• _WHAT THE TASK ASKS_: Scan the entries that follow and copy out every line containing "JSON".

• _MATERIAL FOR THIS TASK_:
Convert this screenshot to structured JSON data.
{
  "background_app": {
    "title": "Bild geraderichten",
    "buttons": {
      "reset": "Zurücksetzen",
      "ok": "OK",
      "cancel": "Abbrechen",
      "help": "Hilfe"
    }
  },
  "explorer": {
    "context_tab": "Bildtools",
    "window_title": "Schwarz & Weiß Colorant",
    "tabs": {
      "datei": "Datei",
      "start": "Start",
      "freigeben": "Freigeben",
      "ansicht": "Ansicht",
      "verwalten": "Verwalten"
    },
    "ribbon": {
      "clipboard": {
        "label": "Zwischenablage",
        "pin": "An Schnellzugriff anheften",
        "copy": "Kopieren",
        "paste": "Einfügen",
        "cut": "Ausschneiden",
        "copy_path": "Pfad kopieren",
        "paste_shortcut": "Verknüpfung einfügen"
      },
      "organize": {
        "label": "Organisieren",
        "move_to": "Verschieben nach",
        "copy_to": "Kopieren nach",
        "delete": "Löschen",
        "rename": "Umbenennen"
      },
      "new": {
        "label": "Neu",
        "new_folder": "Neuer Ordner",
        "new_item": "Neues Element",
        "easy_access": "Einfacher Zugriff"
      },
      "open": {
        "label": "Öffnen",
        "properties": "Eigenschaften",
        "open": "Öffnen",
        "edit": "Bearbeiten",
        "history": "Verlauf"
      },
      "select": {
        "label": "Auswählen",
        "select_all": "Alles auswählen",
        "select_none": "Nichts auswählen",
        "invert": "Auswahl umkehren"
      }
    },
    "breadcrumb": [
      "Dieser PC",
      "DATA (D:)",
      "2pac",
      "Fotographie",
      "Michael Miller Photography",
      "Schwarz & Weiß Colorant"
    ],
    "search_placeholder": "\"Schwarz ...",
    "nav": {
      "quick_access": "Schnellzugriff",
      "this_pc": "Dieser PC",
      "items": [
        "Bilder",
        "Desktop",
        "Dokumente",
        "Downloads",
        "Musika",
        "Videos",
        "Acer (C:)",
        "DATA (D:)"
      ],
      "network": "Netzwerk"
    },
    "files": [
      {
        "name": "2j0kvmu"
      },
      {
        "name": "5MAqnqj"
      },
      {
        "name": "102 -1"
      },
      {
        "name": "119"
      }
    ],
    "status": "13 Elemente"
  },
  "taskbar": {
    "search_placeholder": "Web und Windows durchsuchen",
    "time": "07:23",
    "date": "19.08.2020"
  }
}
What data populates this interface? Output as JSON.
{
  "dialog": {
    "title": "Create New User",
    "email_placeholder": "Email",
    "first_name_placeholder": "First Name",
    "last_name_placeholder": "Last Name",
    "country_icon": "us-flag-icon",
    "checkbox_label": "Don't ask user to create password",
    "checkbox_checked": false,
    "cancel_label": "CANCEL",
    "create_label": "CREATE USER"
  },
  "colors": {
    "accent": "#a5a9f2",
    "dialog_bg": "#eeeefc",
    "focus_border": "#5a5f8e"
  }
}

• _YOUR RESPONSE_:
Convert this screenshot to structured JSON data.
What data populates this interface? Output as JSON.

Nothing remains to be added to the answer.